* _EXERCISE DETAILS_
Copy out all lines in the data below containing the string "Network".

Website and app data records

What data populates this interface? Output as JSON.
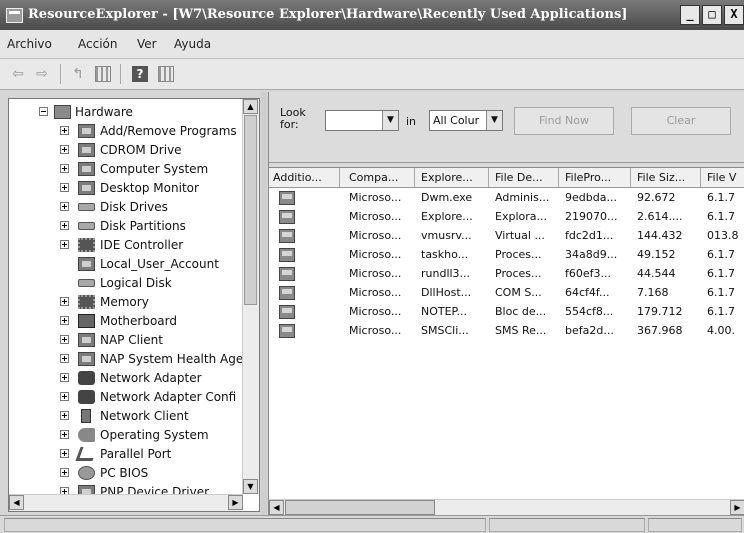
{
  "window": {
    "title": "ResourceExplorer - [W7\\Resource Explorer\\Hardware\\Recently Used Applications]",
    "buttons": [
      "_",
      "□",
      "X"
    ]
  },
  "menu": {
    "items": [
      "Archivo",
      "Acción",
      "Ver",
      "Ayuda"
    ]
  },
  "toolbar": {
    "icons": [
      "back-arrow-icon",
      "forward-arrow-icon",
      "up-folder-icon",
      "show-hide-tree-icon",
      "help-icon",
      "properties-icon"
    ]
  },
  "tree": {
    "root": "Hardware",
    "items": [
      "Add/Remove Programs",
      "CDROM Drive",
      "Computer System",
      "Desktop Monitor",
      "Disk Drives",
      "Disk Partitions",
      "IDE Controller",
      "Local_User_Account",
      "Logical Disk",
      "Memory",
      "Motherboard",
      "NAP Client",
      "NAP System Health Age",
      "Network Adapter",
      "Network Adapter Confi",
      "Network Client",
      "Operating System",
      "Parallel Port",
      "PC BIOS",
      "PNP Device Driver"
    ]
  },
  "search": {
    "look_for_label": "Look for:",
    "look_for_value": "",
    "in_label": "in",
    "in_value": "All Colur",
    "find_now": "Find Now",
    "clear": "Clear"
  },
  "list": {
    "columns": [
      "Additio...",
      "Compa...",
      "Explore...",
      "File De...",
      "FilePro...",
      "File Siz...",
      "File V"
    ],
    "rows": [
      [
        "",
        "Microso...",
        "Dwm.exe",
        "Adminis...",
        "9edbda...",
        "92.672",
        "6.1.7"
      ],
      [
        "",
        "Microso...",
        "Explore...",
        "Explora...",
        "219070...",
        "2.614....",
        "6.1.7"
      ],
      [
        "",
        "Microso...",
        "vmusrv...",
        "Virtual ...",
        "fdc2d1...",
        "144.432",
        "013.8"
      ],
      [
        "",
        "Microso...",
        "taskho...",
        "Proces...",
        "34a8d9...",
        "49.152",
        "6.1.7"
      ],
      [
        "",
        "Microso...",
        "rundll3...",
        "Proces...",
        "f60ef3...",
        "44.544",
        "6.1.7"
      ],
      [
        "",
        "Microso...",
        "DllHost...",
        "COM S...",
        "64cf4f...",
        "7.168",
        "6.1.7"
      ],
      [
        "",
        "Microso...",
        "NOTEP...",
        "Bloc de...",
        "554cf8...",
        "179.712",
        "6.1.7"
      ],
      [
        "",
        "Microso...",
        "SMSCli...",
        "SMS Re...",
        "befa2d...",
        "367.968",
        "4.00."
      ]
    ]
  }
}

* _ANSWER BOX_
      "Network Adapter",
      "Network Adapter Confi",
      "Network Client",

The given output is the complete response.